A classe Set

(PECL ds >= 1.0.0)


Um Set é uma sequência de valores únicos. Esta implementação usa a mesma tabela de hash que Ds\Map, onde os valores são usados como chaves e o valor mapeado é ignorado.

Pontos Fortes

  • Os valores podem ser de qualquer tipo, incluindo objetos.
  • Suporta a sintaxe de array (colchetes).
  • A ordem de inserção é preservada.
  • Libera automaticamente a memória alocada quando seu tamanho fica baixo o suficiente.
  • add(), remove() e contains() são todos O(1).

Pontos Fracos

  • Não suporta push(), pop(), insert(), shift() ou unshift().
  • get() é O(n) se houver valores excluídos no buffer antes do índice acessado, O(1) caso contrário.

Resumo da classe

class Ds\Set implements Ds\Collection, ArrayAccess {
/* Constantes */
const int MIN_CAPACITY = 16;
/* Métodos */
public add(mixed ...$values): void
public allocate(int $capacity): void
public capacity(): int
public clear(): void
public contains(mixed ...$values): bool
public copy(): Ds\Set
public diff(Ds\Set $set): Ds\Set
public filter(callable $callback = ?): Ds\Set
public first(): mixed
public get(int $index): mixed
public intersect(Ds\Set $set): Ds\Set
public isEmpty(): bool
public join(string $glue = ?): string
public last(): mixed
public merge(mixed $values): Ds\Set
public reduce(callable $callback, mixed $initial = ?): mixed
public remove(mixed ...$values): void
public reverse(): void
public reversed(): Ds\Set
public slice(int $index, int $length = ?): Ds\Set
public sort(callable $comparator = ?): void
public sorted(callable $comparator = ?): Ds\Set
public sum(): int|float
public toArray(): array
public union(Ds\Set $set): Ds\Set
public xor(Ds\Set $set): Ds\Set

Constantes pré-definidas


Registro de Alterações

Versão Descrição
PECL ds 1.3.0 A classe agora implementa ArrayAccess.


add a note

User Contributed Notes 4 notes

6 years ago
Lookup for a Set should be O(1). This is true for sets and hashtables (eg maps) in any language.

The way this is possible is that sets store values differently than arrays.

In an array values are stored sequentially based on what their place is in the array and where that array is in memory, so to find your item you need to scan through the array sequentially to find your item (unless it's a sorted array, then you can use binary search at O(logn)).

Sets declare a block of memory, like an array, but instead of putting items in memory in sequence, like an array, they determine the index of the item to add by running the item through a hash function (essentially a function that takes in an object and returns an evenly distributed, very large random number), and then modulousing the result of that hash function by the size of the memory block they have.

So, when you call contains($needle, $mySetHaystack), php will take $needle, and feed it into a hashfunction, which will return a big number like 9283472378, then it takes the length of $mySetHaystack (let's say 31), and does 9283472378 % 31 = 28, so it checks the 28th index of $mySetHaystack to see if $needle is there.

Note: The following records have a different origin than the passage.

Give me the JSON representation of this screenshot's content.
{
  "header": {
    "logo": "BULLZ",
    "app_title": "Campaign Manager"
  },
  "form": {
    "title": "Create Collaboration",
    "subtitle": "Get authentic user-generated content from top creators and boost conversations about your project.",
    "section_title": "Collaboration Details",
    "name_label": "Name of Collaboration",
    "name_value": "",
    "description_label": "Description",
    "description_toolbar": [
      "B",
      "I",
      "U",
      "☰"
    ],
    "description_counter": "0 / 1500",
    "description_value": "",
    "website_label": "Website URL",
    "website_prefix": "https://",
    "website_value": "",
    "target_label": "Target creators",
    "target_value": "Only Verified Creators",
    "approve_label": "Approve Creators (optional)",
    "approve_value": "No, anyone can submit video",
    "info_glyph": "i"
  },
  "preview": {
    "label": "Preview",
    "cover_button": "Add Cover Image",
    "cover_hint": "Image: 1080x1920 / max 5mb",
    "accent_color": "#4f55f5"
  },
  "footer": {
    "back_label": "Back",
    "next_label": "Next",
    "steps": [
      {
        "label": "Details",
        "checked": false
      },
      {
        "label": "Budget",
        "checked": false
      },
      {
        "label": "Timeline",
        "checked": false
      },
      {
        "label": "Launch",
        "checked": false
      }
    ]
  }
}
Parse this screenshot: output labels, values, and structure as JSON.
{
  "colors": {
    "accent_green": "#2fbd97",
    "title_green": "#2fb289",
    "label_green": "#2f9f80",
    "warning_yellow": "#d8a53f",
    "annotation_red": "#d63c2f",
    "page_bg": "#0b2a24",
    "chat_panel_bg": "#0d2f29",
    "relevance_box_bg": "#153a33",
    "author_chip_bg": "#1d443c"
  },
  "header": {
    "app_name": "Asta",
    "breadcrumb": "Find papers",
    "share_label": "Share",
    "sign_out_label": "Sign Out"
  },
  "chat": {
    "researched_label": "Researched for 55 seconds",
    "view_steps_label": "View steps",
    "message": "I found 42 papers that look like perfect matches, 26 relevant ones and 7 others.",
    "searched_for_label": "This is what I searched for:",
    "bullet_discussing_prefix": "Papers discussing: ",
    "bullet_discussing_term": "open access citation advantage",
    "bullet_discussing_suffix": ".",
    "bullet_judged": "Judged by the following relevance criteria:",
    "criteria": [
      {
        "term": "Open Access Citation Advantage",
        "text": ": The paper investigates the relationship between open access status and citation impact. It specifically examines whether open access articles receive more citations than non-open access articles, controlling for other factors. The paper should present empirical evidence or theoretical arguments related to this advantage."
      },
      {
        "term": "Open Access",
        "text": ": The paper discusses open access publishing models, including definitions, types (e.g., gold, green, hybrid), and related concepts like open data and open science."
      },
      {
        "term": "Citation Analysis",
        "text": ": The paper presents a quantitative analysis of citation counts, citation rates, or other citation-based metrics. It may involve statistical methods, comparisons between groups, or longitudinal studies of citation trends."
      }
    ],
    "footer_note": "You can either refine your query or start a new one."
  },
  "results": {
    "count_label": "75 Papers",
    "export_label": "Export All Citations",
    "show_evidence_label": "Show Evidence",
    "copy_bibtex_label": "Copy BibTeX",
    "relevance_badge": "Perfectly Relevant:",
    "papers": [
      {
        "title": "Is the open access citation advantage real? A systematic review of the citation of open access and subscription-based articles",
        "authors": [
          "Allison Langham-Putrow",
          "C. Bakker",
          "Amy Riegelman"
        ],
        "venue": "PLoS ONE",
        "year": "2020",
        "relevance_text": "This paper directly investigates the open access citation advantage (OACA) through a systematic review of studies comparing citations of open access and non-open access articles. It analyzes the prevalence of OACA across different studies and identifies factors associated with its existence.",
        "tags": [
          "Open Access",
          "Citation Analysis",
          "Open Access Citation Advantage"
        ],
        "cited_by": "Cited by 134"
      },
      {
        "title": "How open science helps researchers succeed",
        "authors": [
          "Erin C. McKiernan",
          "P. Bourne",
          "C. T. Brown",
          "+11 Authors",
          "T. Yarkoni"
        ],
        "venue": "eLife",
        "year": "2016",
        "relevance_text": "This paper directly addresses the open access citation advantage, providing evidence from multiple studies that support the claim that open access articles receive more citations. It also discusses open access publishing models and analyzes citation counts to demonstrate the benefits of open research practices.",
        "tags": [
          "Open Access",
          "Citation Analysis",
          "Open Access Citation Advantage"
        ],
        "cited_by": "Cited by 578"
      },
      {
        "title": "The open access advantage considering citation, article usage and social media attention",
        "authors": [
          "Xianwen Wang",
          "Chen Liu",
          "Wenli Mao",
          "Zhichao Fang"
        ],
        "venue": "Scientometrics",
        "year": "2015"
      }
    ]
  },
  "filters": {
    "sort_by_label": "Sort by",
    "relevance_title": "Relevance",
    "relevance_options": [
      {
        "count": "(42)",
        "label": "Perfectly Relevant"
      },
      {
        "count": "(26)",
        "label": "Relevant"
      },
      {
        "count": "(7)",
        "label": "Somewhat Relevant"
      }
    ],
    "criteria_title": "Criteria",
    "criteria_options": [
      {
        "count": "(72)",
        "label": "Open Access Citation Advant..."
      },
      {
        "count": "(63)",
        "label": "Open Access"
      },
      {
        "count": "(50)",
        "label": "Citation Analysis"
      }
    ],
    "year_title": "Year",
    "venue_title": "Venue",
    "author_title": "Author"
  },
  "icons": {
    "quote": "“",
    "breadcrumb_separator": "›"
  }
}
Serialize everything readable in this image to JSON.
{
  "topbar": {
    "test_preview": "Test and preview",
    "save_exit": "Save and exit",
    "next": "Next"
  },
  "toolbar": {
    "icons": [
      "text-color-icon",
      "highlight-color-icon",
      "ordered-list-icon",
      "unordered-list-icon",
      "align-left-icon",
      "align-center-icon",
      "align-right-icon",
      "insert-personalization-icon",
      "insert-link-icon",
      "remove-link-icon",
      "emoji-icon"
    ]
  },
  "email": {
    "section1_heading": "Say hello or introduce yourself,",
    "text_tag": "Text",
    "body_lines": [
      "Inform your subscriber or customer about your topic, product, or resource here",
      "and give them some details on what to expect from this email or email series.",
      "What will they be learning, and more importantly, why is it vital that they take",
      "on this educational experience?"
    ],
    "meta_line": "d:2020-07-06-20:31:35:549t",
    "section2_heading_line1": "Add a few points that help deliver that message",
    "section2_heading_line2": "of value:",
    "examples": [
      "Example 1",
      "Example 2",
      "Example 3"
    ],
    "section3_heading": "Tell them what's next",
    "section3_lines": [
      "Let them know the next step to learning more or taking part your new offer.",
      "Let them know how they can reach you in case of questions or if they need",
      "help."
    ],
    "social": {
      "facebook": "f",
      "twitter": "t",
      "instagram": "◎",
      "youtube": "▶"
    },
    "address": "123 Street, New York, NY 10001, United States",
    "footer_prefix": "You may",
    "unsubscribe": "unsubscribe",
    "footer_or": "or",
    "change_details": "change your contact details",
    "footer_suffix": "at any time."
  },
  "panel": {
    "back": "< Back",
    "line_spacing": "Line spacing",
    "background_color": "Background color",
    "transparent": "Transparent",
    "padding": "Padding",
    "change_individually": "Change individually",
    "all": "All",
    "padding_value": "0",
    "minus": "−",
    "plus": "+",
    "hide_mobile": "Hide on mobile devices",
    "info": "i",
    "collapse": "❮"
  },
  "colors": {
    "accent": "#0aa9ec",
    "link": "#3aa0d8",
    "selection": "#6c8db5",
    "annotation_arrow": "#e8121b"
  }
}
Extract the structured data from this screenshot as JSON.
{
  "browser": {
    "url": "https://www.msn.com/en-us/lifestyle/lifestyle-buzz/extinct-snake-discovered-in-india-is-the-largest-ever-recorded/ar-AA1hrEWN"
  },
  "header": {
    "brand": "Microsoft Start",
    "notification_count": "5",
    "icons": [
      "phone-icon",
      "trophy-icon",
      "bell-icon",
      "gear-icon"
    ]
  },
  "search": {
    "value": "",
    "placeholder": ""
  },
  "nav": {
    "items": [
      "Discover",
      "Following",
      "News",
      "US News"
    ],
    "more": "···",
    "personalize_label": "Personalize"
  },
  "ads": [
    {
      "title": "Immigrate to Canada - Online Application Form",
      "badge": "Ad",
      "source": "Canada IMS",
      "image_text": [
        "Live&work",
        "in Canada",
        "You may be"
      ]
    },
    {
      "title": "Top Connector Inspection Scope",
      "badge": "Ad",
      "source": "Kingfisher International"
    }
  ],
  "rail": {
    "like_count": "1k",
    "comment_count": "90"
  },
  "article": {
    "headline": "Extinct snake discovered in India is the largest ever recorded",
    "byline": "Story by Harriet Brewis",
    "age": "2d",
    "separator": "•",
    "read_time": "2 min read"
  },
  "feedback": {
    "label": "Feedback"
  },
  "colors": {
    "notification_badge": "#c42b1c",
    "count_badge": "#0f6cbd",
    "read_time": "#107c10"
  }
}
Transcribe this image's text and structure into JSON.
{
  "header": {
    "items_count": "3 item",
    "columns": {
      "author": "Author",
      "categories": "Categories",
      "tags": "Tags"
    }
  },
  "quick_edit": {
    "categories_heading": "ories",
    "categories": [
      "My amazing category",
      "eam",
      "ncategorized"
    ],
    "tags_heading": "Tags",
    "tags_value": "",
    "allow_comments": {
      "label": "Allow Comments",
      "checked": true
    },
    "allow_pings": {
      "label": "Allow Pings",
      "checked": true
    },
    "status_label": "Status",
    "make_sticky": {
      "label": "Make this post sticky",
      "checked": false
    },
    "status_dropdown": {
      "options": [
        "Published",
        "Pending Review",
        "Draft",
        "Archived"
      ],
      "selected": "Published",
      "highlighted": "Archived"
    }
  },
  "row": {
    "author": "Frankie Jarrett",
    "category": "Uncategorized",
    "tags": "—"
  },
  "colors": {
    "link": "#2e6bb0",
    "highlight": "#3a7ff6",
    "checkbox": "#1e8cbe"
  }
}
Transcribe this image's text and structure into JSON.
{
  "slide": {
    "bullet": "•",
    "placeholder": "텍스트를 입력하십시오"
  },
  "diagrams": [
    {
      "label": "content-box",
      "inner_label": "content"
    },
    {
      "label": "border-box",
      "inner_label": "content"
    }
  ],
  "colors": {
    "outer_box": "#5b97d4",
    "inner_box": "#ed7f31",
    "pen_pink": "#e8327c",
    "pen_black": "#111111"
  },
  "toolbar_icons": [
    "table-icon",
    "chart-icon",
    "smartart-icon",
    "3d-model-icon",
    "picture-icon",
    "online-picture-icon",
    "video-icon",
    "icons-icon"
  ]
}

Everything in this list of operations is independent of the size of $mySetHaystack, hence the perf being O(1).

If a hash function returns the same value for two different items (a hash collision, which totally happens), or if the modulo of that value is the same, then an array of values is stored in the set at that index. Since sets don't allow duplicate values, this happens rarely and is negligible from a perf perspective.

You should check out the wikipedia page on hash tables (similar to sets), as there are lots of pictures that will make this concept easier to understand.
2 years ago
One nice thing is the type-awarness. array_unique() lose values (whatever flag), while Ds\Set keep them.


= [true, false, null, '', 0, '0', 123, '123'];
var_dump(new \Ds\Set($array));


Gives :

array(4) {
[0]=> bool(true)
[1]=> bool(false)
[4]=> int(0)
[6]=> int(123)
object(Ds\Set)#1 (8) {
[0]=> bool(true)
[1]=> bool(false)
[2]=> NULL
[3]=> string(0) ""
[4]=> int(0)
[5]=> string(1) "0"
[6]=> int(123)
[7]=> string(3) "123"

rtheunissen at php dot net
5 years ago
Lookups by value are O(1), lookups by index are O(n) if there are deleted values before the index, O(1) otherwise.
vdavila dot sm at gmail dot com
6 years ago
I have a question is contains() a O(1)? and why?
To Top